## ACTIVITY
Search the data for "Import". Each line containing it is to be copied.

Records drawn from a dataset
⟨

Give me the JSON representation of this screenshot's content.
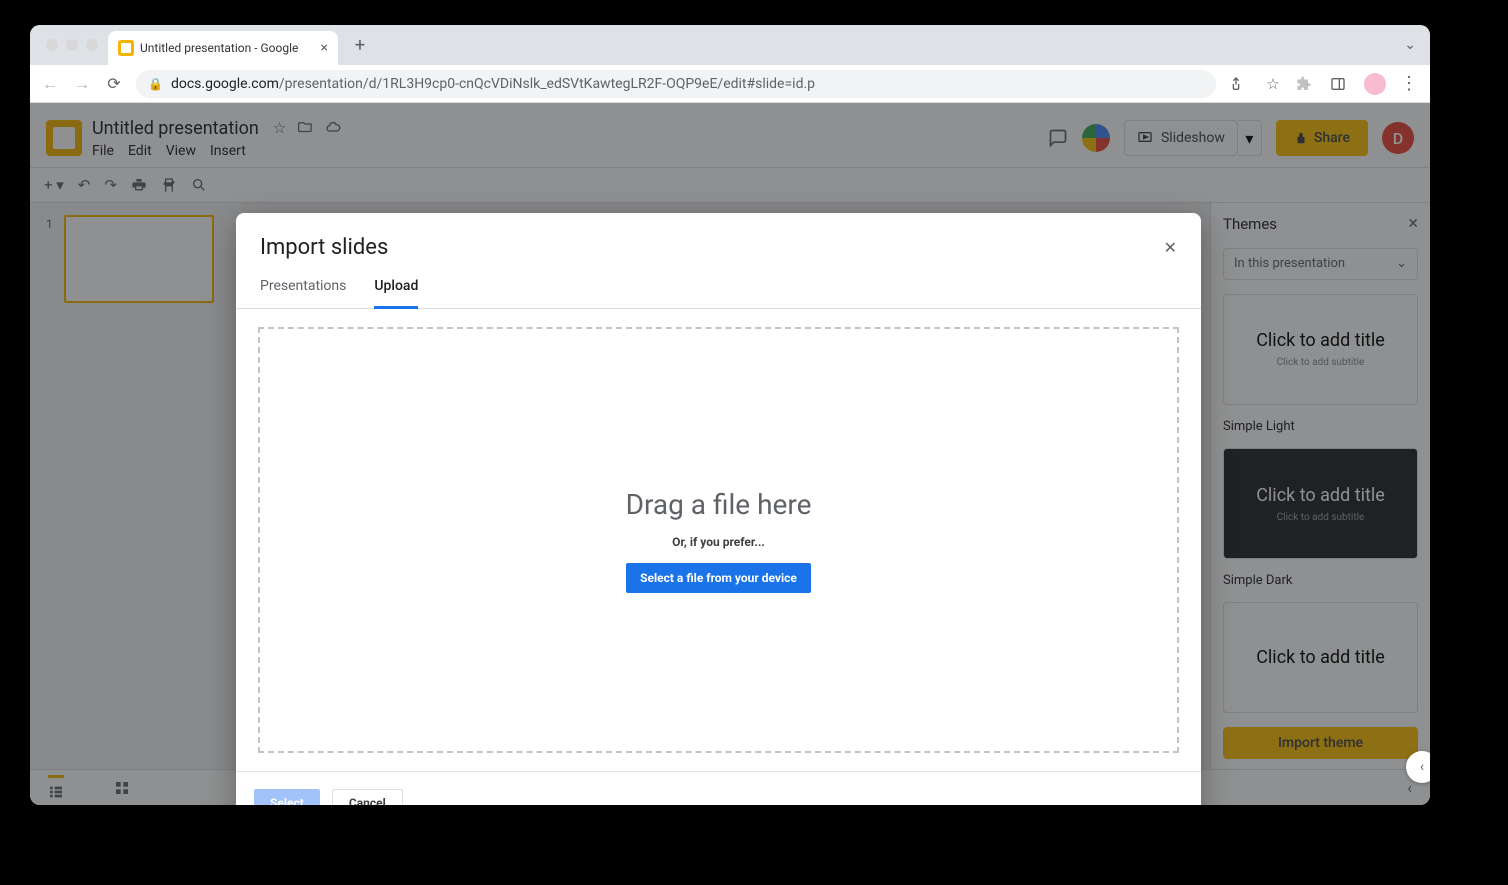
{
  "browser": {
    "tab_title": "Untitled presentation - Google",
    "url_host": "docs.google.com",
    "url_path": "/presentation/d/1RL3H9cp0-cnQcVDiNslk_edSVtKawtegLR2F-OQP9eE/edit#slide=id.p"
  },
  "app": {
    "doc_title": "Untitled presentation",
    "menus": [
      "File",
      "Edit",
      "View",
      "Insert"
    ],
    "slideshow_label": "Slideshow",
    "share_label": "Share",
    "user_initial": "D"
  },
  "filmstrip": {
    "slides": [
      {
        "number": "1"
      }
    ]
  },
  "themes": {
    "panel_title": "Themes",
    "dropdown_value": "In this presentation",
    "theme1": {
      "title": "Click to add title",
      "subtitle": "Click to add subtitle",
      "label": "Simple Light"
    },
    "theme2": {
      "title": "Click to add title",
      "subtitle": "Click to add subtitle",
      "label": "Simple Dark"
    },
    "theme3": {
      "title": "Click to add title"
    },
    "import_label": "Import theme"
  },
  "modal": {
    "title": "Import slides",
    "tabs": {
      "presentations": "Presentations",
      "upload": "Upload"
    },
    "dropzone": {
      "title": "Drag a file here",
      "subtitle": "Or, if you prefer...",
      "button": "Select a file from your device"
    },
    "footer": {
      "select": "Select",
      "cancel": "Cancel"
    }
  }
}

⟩
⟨

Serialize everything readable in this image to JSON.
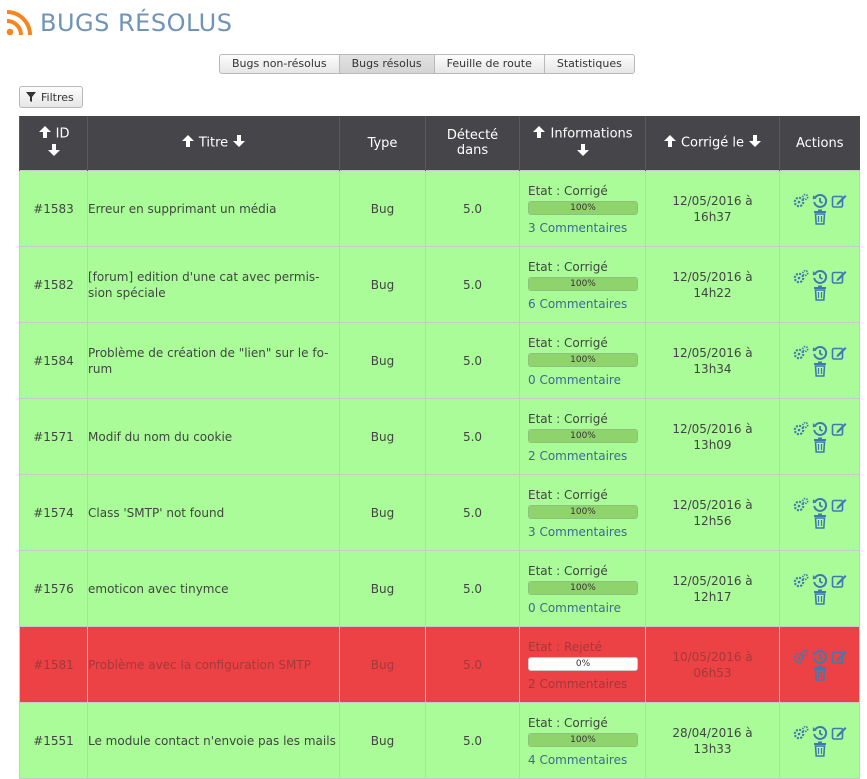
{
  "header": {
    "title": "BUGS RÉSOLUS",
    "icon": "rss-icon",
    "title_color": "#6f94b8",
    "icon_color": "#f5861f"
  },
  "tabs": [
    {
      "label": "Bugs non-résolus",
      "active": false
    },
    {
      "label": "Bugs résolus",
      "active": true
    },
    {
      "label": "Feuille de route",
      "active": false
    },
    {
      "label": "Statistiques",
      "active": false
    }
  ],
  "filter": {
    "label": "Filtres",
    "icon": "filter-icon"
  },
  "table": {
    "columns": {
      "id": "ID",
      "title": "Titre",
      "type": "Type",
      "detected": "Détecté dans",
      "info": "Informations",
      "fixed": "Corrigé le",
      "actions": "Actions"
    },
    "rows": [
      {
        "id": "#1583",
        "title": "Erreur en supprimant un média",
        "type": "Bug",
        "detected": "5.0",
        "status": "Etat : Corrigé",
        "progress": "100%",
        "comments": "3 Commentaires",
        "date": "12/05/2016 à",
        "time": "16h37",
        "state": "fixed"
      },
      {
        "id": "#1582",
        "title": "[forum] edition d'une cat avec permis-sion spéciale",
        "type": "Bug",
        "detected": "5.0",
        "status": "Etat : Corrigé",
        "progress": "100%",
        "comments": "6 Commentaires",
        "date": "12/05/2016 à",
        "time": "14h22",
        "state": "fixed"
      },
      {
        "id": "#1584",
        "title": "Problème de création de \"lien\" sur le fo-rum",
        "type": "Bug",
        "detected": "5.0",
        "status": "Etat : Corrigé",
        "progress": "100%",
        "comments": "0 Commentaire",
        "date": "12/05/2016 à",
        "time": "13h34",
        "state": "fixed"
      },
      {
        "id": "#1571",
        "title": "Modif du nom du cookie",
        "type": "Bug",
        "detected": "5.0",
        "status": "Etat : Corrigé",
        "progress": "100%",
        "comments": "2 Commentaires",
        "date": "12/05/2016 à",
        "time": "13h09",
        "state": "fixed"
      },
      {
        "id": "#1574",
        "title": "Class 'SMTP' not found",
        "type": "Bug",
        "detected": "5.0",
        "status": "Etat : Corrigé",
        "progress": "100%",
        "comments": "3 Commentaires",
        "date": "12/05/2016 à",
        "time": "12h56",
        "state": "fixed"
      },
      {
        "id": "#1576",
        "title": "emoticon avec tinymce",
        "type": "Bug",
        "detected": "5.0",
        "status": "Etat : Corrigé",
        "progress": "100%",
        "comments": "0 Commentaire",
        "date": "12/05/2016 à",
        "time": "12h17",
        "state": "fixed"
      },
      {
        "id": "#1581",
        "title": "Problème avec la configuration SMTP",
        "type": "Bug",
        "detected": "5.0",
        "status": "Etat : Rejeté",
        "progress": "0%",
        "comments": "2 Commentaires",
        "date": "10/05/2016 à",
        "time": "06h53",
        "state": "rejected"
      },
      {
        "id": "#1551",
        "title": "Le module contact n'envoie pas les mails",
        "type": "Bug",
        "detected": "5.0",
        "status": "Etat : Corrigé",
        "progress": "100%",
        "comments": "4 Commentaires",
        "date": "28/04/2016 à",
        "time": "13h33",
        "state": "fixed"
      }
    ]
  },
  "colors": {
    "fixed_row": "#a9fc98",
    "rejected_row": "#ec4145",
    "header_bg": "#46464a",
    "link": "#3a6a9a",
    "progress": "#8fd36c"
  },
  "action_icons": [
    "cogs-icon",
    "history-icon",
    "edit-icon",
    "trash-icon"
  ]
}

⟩

## ANSWER TO THE EXERCISE
    "import_label": "Import theme"
    "title": "Import slides",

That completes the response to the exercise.